YOUR OBJECTIVE:
Print the records below once again, exactly as they were given.

Dataset rows describing interfaces:
───

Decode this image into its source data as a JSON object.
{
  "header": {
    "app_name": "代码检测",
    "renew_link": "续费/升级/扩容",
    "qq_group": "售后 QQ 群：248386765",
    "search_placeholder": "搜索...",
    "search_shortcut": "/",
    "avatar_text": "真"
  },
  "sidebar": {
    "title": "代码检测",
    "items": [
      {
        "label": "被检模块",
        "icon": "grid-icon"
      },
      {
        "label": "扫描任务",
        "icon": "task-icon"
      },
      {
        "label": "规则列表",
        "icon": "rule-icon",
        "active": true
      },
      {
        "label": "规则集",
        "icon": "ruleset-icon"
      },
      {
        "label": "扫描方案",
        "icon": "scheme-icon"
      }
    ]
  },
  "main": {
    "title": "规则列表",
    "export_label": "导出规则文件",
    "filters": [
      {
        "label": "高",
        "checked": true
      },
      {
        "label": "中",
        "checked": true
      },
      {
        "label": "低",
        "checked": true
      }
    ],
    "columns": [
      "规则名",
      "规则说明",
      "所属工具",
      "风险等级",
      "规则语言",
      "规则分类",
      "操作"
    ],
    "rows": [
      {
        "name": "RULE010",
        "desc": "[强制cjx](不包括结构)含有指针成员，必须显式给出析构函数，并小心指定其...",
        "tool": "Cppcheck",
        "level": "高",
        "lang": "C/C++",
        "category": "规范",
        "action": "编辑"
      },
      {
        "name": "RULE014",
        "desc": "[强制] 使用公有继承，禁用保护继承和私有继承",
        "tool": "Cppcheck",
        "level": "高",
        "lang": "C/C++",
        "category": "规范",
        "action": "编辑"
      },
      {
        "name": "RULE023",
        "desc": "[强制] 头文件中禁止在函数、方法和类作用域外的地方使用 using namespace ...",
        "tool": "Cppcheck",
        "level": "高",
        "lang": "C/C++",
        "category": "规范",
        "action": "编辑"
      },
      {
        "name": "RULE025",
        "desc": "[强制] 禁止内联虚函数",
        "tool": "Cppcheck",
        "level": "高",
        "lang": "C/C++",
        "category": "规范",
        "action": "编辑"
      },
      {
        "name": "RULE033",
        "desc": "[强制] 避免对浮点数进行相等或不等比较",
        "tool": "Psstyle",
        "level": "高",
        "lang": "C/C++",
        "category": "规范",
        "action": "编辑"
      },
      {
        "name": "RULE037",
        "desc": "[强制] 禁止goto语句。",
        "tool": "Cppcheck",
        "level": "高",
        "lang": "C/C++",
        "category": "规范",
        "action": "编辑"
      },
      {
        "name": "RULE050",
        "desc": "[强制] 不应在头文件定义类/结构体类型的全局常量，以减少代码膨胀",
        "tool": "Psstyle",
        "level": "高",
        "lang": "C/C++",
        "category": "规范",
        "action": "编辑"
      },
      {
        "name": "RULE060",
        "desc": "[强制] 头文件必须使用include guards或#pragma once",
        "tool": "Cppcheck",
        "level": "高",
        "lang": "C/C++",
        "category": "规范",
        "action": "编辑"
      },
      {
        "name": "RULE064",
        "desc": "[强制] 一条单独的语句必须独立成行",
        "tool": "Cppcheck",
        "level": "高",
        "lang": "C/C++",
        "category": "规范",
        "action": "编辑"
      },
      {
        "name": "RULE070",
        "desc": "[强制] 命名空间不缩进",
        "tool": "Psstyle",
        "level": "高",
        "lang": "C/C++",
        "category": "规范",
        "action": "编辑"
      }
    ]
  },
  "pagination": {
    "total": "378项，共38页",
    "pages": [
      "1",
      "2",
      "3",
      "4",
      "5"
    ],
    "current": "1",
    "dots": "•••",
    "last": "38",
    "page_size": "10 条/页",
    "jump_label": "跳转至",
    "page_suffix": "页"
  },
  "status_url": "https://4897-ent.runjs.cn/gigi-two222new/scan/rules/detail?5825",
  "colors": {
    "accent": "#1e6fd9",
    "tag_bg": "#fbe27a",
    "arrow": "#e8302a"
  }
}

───

RESPONSE BOX:
Decode this image into its source data as a JSON object.
{
  "header": {
    "app_name": "代码检测",
    "renew_link": "续费/升级/扩容",
    "qq_group": "售后 QQ 群：248386765",
    "search_placeholder": "搜索...",
    "search_shortcut": "/",
    "avatar_text": "真"
  },
  "sidebar": {
    "title": "代码检测",
    "items": [
      {
        "label": "被检模块",
        "icon": "grid-icon"
      },
      {
        "label": "扫描任务",
        "icon": "task-icon"
      },
      {
        "label": "规则列表",
        "icon": "rule-icon",
        "active": true
      },
      {
        "label": "规则集",
        "icon": "ruleset-icon"
      },
      {
        "label": "扫描方案",
        "icon": "scheme-icon"
      }
    ]
  },
  "main": {
    "title": "规则列表",
    "export_label": "导出规则文件",
    "filters": [
      {
        "label": "高",
        "checked": true
      },
      {
        "label": "中",
        "checked": true
      },
      {
        "label": "低",
        "checked": true
      }
    ],
    "columns": [
      "规则名",
      "规则说明",
      "所属工具",
      "风险等级",
      "规则语言",
      "规则分类",
      "操作"
    ],
    "rows": [
      {
        "name": "RULE010",
        "desc": "[强制cjx](不包括结构)含有指针成员，必须显式给出析构函数，并小心指定其...",
        "tool": "Cppcheck",
        "level": "高",
        "lang": "C/C++",
        "category": "规范",
        "action": "编辑"
      },
      {
        "name": "RULE014",
        "desc": "[强制] 使用公有继承，禁用保护继承和私有继承",
        "tool": "Cppcheck",
        "level": "高",
        "lang": "C/C++",
        "category": "规范",
        "action": "编辑"
      },
      {
        "name": "RULE023",
        "desc": "[强制] 头文件中禁止在函数、方法和类作用域外的地方使用 using namespace ...",
        "tool": "Cppcheck",
        "level": "高",
        "lang": "C/C++",
        "category": "规范",
        "action": "编辑"
      },
      {
        "name": "RULE025",
        "desc": "[强制] 禁止内联虚函数",
        "tool": "Cppcheck",
        "level": "高",
        "lang": "C/C++",
        "category": "规范",
        "action": "编辑"
      },
      {
        "name": "RULE033",
        "desc": "[强制] 避免对浮点数进行相等或不等比较",
        "tool": "Psstyle",
        "level": "高",
        "lang": "C/C++",
        "category": "规范",
        "action": "编辑"
      },
      {
        "name": "RULE037",
        "desc": "[强制] 禁止goto语句。",
        "tool": "Cppcheck",
        "level": "高",
        "lang": "C/C++",
        "category": "规范",
        "action": "编辑"
      },
      {
        "name": "RULE050",
        "desc": "[强制] 不应在头文件定义类/结构体类型的全局常量，以减少代码膨胀",
        "tool": "Psstyle",
        "level": "高",
        "lang": "C/C++",
        "category": "规范",
        "action": "编辑"
      },
      {
        "name": "RULE060",
        "desc": "[强制] 头文件必须使用include guards或#pragma once",
        "tool": "Cppcheck",
        "level": "高",
        "lang": "C/C++",
        "category": "规范",
        "action": "编辑"
      },
      {
        "name": "RULE064",
        "desc": "[强制] 一条单独的语句必须独立成行",
        "tool": "Cppcheck",
        "level": "高",
        "lang": "C/C++",
        "category": "规范",
        "action": "编辑"
      },
      {
        "name": "RULE070",
        "desc": "[强制] 命名空间不缩进",
        "tool": "Psstyle",
        "level": "高",
        "lang": "C/C++",
        "category": "规范",
        "action": "编辑"
      }
    ]
  },
  "pagination": {
    "total": "378项，共38页",
    "pages": [
      "1",
      "2",
      "3",
      "4",
      "5"
    ],
    "current": "1",
    "dots": "•••",
    "last": "38",
    "page_size": "10 条/页",
    "jump_label": "跳转至",
    "page_suffix": "页"
  },
  "status_url": "https://4897-ent.runjs.cn/gigi-two222new/scan/rules/detail?5825",
  "colors": {
    "accent": "#1e6fd9",
    "tag_bg": "#fbe27a",
    "arrow": "#e8302a"
  }
}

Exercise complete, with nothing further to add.